— The task —
In the entries below, find each line bearing the string "heading" and copy it.

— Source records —
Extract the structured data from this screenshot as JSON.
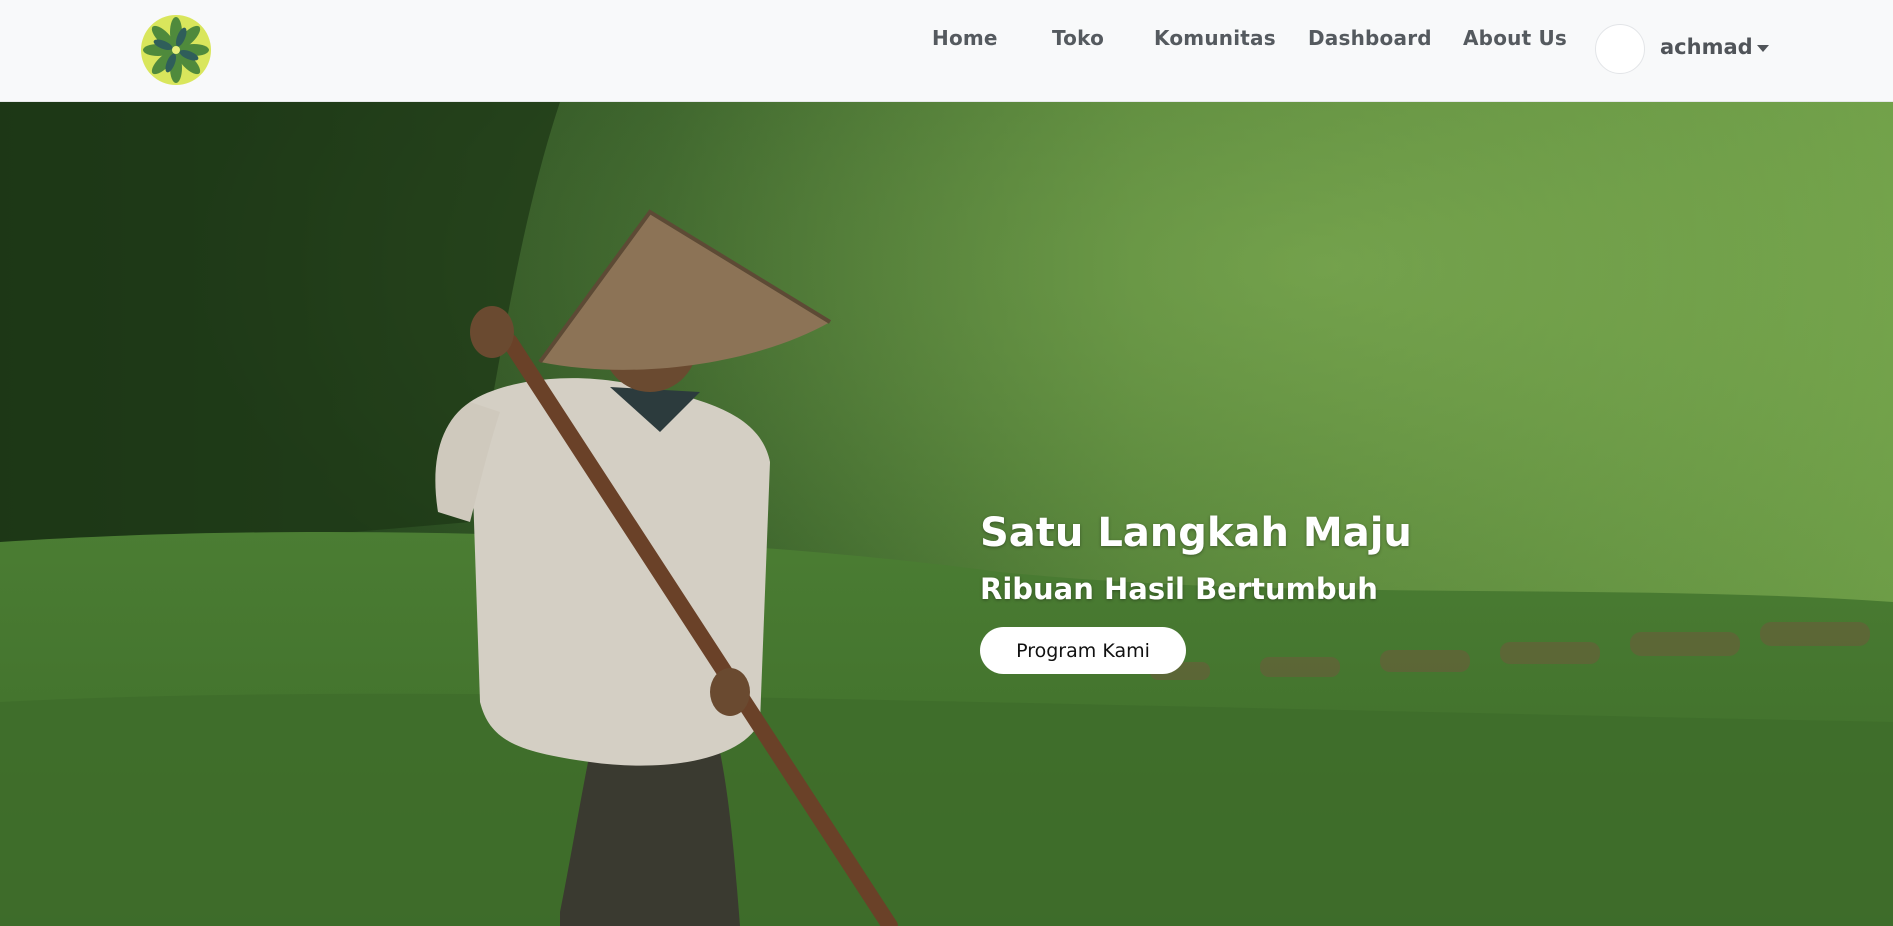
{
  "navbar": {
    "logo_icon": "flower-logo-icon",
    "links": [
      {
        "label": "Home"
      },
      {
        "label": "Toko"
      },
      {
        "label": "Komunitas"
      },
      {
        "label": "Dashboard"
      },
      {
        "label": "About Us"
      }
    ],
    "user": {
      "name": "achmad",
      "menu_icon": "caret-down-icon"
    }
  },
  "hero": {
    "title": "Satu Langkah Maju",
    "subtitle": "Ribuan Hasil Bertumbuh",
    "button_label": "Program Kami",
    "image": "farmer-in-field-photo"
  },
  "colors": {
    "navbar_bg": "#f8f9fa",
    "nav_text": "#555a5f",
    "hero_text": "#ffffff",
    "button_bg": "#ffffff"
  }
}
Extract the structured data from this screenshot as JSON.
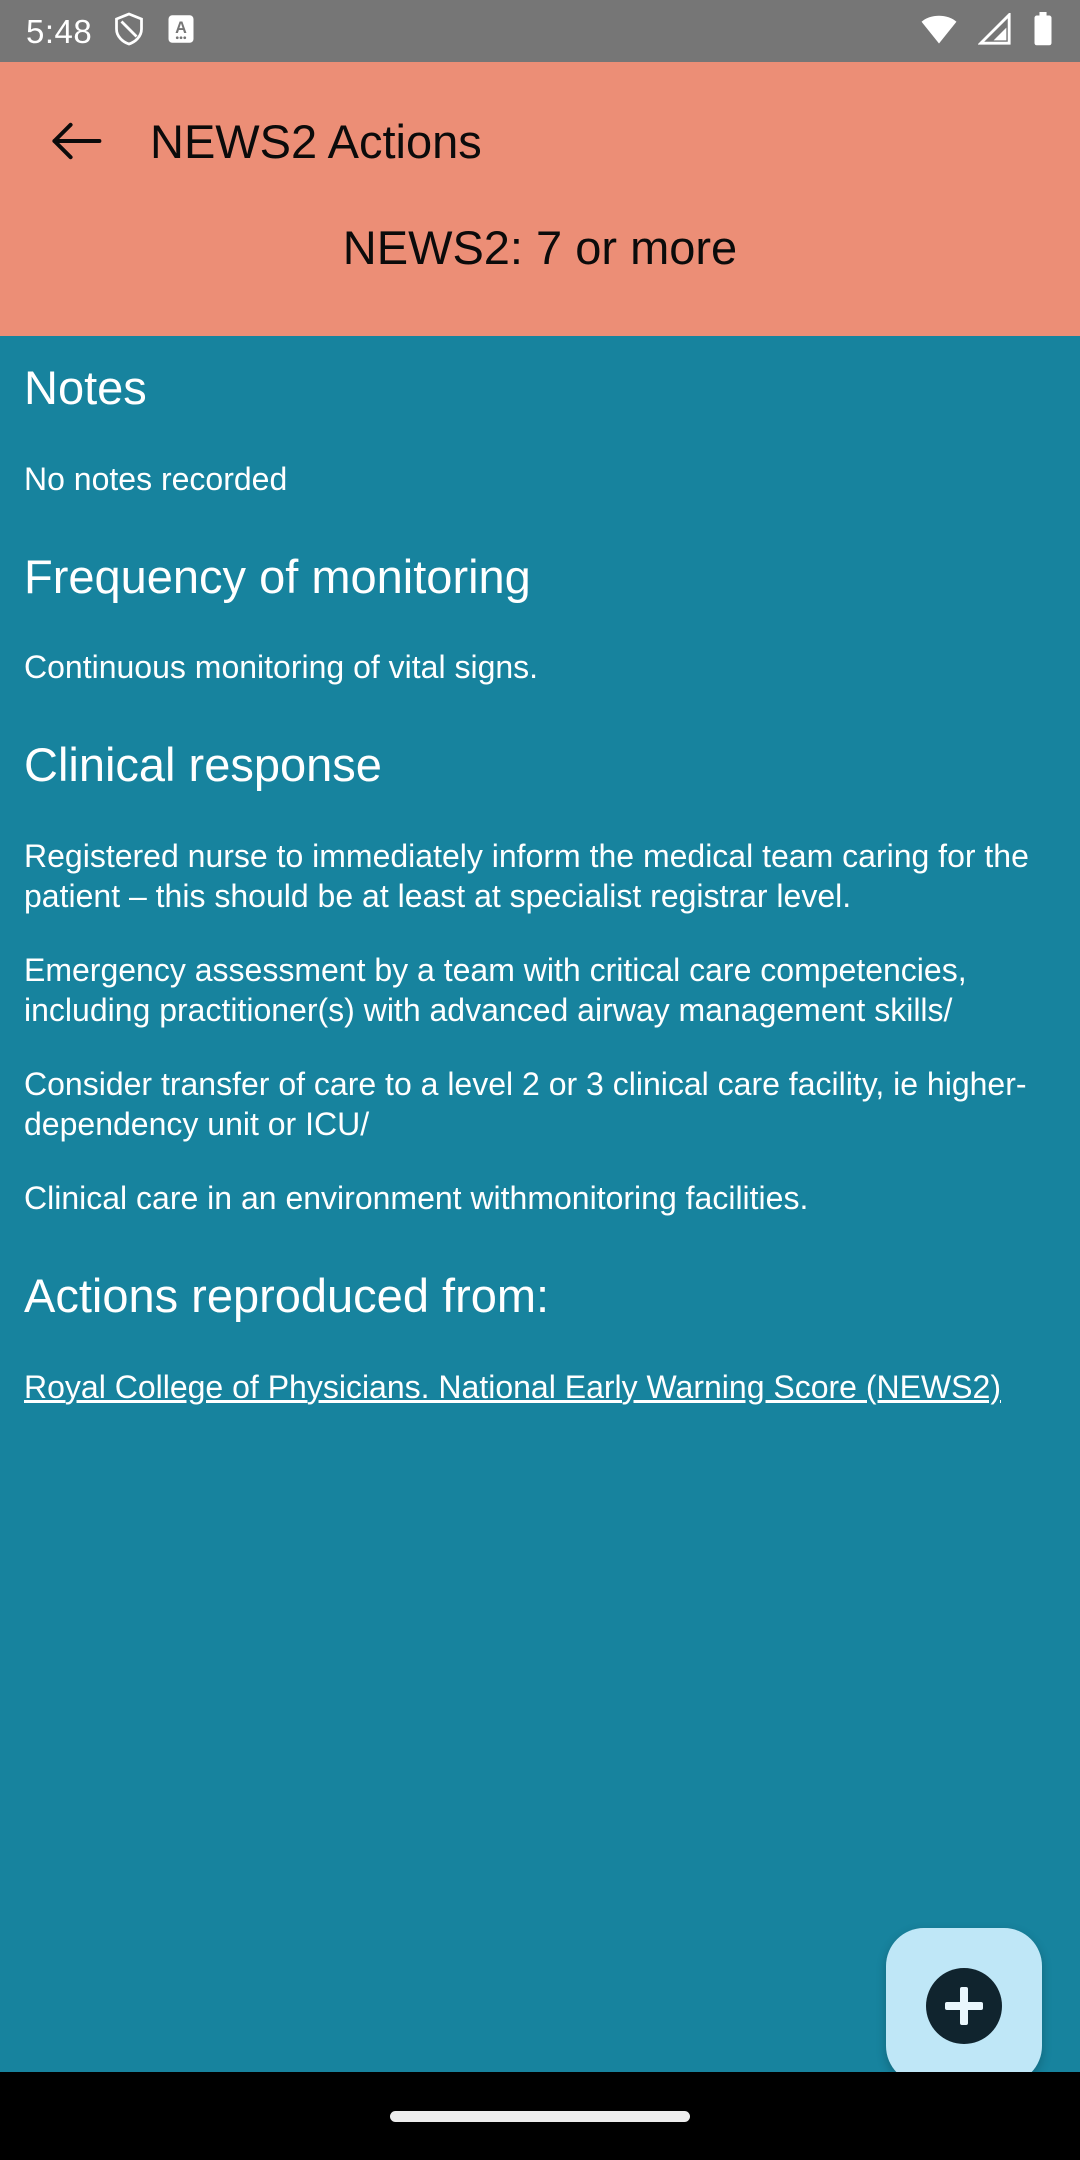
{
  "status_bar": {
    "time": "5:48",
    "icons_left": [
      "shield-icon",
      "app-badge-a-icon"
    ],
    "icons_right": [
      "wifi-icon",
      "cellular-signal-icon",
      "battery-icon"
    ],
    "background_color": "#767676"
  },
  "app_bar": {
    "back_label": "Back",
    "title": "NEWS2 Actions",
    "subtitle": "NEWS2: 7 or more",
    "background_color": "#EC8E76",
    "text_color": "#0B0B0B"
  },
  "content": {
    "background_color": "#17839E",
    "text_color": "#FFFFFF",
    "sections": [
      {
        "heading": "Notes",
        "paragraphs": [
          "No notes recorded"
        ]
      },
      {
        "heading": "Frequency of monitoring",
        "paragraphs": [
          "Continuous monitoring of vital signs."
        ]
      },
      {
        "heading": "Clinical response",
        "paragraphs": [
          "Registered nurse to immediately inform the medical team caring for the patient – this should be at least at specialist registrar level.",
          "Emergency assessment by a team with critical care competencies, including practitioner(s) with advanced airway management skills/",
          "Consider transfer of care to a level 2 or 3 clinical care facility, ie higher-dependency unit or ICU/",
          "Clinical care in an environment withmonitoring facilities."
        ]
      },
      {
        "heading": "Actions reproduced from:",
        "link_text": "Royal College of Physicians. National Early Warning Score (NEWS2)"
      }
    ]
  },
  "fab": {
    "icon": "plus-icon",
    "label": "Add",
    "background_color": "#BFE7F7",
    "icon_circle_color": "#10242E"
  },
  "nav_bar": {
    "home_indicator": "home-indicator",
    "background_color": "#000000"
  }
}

— Task response —
        "heading": "Notes",
        "heading": "Frequency of monitoring",
        "heading": "Clinical response",
        "heading": "Actions reproduced from:",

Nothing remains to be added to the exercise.